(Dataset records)
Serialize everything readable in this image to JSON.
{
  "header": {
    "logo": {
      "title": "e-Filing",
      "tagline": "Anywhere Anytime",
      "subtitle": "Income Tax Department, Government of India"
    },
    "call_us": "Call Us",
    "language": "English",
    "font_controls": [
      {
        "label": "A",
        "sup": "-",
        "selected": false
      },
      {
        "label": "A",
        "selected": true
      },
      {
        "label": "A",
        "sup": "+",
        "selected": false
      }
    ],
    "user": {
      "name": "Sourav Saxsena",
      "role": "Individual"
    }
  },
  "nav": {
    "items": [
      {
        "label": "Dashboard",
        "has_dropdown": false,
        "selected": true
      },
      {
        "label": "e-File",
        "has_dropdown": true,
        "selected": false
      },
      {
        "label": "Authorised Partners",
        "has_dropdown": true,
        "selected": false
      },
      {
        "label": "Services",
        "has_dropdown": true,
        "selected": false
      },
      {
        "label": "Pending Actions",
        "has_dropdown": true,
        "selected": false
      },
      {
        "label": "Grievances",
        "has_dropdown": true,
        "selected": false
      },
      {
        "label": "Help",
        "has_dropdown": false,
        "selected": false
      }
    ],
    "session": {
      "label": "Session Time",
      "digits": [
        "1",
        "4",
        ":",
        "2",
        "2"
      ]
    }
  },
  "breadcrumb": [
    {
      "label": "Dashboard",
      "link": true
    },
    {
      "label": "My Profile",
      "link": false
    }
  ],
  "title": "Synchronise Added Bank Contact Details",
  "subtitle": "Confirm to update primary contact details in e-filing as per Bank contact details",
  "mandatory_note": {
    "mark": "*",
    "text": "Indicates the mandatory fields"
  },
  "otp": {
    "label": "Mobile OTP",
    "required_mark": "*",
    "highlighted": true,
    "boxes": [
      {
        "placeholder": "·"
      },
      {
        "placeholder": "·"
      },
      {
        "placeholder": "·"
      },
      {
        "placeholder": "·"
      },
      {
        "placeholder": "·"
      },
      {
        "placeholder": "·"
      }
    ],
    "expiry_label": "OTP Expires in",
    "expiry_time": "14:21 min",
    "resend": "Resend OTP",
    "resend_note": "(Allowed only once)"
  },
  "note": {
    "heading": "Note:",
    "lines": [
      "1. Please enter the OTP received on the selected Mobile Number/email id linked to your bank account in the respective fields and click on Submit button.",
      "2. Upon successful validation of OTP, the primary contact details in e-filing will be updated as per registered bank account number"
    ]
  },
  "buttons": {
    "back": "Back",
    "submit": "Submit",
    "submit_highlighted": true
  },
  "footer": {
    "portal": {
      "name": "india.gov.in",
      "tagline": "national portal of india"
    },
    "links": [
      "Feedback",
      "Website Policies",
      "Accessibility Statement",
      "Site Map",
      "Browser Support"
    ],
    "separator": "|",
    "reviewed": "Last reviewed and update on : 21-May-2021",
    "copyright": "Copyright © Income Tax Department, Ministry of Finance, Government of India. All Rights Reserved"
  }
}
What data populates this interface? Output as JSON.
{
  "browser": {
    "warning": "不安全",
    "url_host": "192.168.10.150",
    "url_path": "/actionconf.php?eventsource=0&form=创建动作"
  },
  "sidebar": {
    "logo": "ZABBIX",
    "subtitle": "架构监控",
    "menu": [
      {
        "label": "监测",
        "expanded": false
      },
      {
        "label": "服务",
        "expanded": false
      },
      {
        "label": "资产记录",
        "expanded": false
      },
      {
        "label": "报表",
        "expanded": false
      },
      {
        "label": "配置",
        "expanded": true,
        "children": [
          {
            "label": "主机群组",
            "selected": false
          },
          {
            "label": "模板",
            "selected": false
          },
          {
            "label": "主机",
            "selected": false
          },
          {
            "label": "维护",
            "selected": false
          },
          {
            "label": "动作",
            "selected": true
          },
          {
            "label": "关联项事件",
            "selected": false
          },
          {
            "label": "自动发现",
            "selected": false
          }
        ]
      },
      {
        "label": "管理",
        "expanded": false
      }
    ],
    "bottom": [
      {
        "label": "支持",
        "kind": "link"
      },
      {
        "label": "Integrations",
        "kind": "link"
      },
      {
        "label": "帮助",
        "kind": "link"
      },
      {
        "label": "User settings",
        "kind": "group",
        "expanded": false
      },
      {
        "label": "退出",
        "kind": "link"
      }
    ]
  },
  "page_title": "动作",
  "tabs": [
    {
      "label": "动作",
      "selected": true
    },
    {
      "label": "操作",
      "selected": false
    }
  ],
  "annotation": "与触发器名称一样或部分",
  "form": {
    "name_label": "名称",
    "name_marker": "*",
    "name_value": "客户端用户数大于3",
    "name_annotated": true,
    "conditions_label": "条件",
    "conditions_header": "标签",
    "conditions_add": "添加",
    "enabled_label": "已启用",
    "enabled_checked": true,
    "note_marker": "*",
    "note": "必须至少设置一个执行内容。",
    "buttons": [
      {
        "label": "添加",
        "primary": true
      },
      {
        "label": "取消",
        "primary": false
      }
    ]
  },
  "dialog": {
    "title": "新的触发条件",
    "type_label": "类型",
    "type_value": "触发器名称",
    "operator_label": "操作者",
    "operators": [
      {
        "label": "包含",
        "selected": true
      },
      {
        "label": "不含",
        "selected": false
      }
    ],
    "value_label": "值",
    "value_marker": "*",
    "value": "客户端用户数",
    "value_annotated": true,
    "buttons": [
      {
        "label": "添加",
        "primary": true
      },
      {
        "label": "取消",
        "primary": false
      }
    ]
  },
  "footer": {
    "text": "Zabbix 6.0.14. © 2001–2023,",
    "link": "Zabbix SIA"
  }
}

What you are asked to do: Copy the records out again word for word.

Response to this exercise:
Serialize everything readable in this image to JSON.
{
  "header": {
    "logo": {
      "title": "e-Filing",
      "tagline": "Anywhere Anytime",
      "subtitle": "Income Tax Department, Government of India"
    },
    "call_us": "Call Us",
    "language": "English",
    "font_controls": [
      {
        "label": "A",
        "sup": "-",
        "selected": false
      },
      {
        "label": "A",
        "selected": true
      },
      {
        "label": "A",
        "sup": "+",
        "selected": false
      }
    ],
    "user": {
      "name": "Sourav Saxsena",
      "role": "Individual"
    }
  },
  "nav": {
    "items": [
      {
        "label": "Dashboard",
        "has_dropdown": false,
        "selected": true
      },
      {
        "label": "e-File",
        "has_dropdown": true,
        "selected": false
      },
      {
        "label": "Authorised Partners",
        "has_dropdown": true,
        "selected": false
      },
      {
        "label": "Services",
        "has_dropdown": true,
        "selected": false
      },
      {
        "label": "Pending Actions",
        "has_dropdown": true,
        "selected": false
      },
      {
        "label": "Grievances",
        "has_dropdown": true,
        "selected": false
      },
      {
        "label": "Help",
        "has_dropdown": false,
        "selected": false
      }
    ],
    "session": {
      "label": "Session Time",
      "digits": [
        "1",
        "4",
        ":",
        "2",
        "2"
      ]
    }
  },
  "breadcrumb": [
    {
      "label": "Dashboard",
      "link": true
    },
    {
      "label": "My Profile",
      "link": false
    }
  ],
  "title": "Synchronise Added Bank Contact Details",
  "subtitle": "Confirm to update primary contact details in e-filing as per Bank contact details",
  "mandatory_note": {
    "mark": "*",
    "text": "Indicates the mandatory fields"
  },
  "otp": {
    "label": "Mobile OTP",
    "required_mark": "*",
    "highlighted": true,
    "boxes": [
      {
        "placeholder": "·"
      },
      {
        "placeholder": "·"
      },
      {
        "placeholder": "·"
      },
      {
        "placeholder": "·"
      },
      {
        "placeholder": "·"
      },
      {
        "placeholder": "·"
      }
    ],
    "expiry_label": "OTP Expires in",
    "expiry_time": "14:21 min",
    "resend": "Resend OTP",
    "resend_note": "(Allowed only once)"
  },
  "note": {
    "heading": "Note:",
    "lines": [
      "1. Please enter the OTP received on the selected Mobile Number/email id linked to your bank account in the respective fields and click on Submit button.",
      "2. Upon successful validation of OTP, the primary contact details in e-filing will be updated as per registered bank account number"
    ]
  },
  "buttons": {
    "back": "Back",
    "submit": "Submit",
    "submit_highlighted": true
  },
  "footer": {
    "portal": {
      "name": "india.gov.in",
      "tagline": "national portal of india"
    },
    "links": [
      "Feedback",
      "Website Policies",
      "Accessibility Statement",
      "Site Map",
      "Browser Support"
    ],
    "separator": "|",
    "reviewed": "Last reviewed and update on : 21-May-2021",
    "copyright": "Copyright © Income Tax Department, Ministry of Finance, Government of India. All Rights Reserved"
  }
}
What data populates this interface? Output as JSON.
{
  "browser": {
    "warning": "不安全",
    "url_host": "192.168.10.150",
    "url_path": "/actionconf.php?eventsource=0&form=创建动作"
  },
  "sidebar": {
    "logo": "ZABBIX",
    "subtitle": "架构监控",
    "menu": [
      {
        "label": "监测",
        "expanded": false
      },
      {
        "label": "服务",
        "expanded": false
      },
      {
        "label": "资产记录",
        "expanded": false
      },
      {
        "label": "报表",
        "expanded": false
      },
      {
        "label": "配置",
        "expanded": true,
        "children": [
          {
            "label": "主机群组",
            "selected": false
          },
          {
            "label": "模板",
            "selected": false
          },
          {
            "label": "主机",
            "selected": false
          },
          {
            "label": "维护",
            "selected": false
          },
          {
            "label": "动作",
            "selected": true
          },
          {
            "label": "关联项事件",
            "selected": false
          },
          {
            "label": "自动发现",
            "selected": false
          }
        ]
      },
      {
        "label": "管理",
        "expanded": false
      }
    ],
    "bottom": [
      {
        "label": "支持",
        "kind": "link"
      },
      {
        "label": "Integrations",
        "kind": "link"
      },
      {
        "label": "帮助",
        "kind": "link"
      },
      {
        "label": "User settings",
        "kind": "group",
        "expanded": false
      },
      {
        "label": "退出",
        "kind": "link"
      }
    ]
  },
  "page_title": "动作",
  "tabs": [
    {
      "label": "动作",
      "selected": true
    },
    {
      "label": "操作",
      "selected": false
    }
  ],
  "annotation": "与触发器名称一样或部分",
  "form": {
    "name_label": "名称",
    "name_marker": "*",
    "name_value": "客户端用户数大于3",
    "name_annotated": true,
    "conditions_label": "条件",
    "conditions_header": "标签",
    "conditions_add": "添加",
    "enabled_label": "已启用",
    "enabled_checked": true,
    "note_marker": "*",
    "note": "必须至少设置一个执行内容。",
    "buttons": [
      {
        "label": "添加",
        "primary": true
      },
      {
        "label": "取消",
        "primary": false
      }
    ]
  },
  "dialog": {
    "title": "新的触发条件",
    "type_label": "类型",
    "type_value": "触发器名称",
    "operator_label": "操作者",
    "operators": [
      {
        "label": "包含",
        "selected": true
      },
      {
        "label": "不含",
        "selected": false
      }
    ],
    "value_label": "值",
    "value_marker": "*",
    "value": "客户端用户数",
    "value_annotated": true,
    "buttons": [
      {
        "label": "添加",
        "primary": true
      },
      {
        "label": "取消",
        "primary": false
      }
    ]
  },
  "footer": {
    "text": "Zabbix 6.0.14. © 2001–2023,",
    "link": "Zabbix SIA"
  }
}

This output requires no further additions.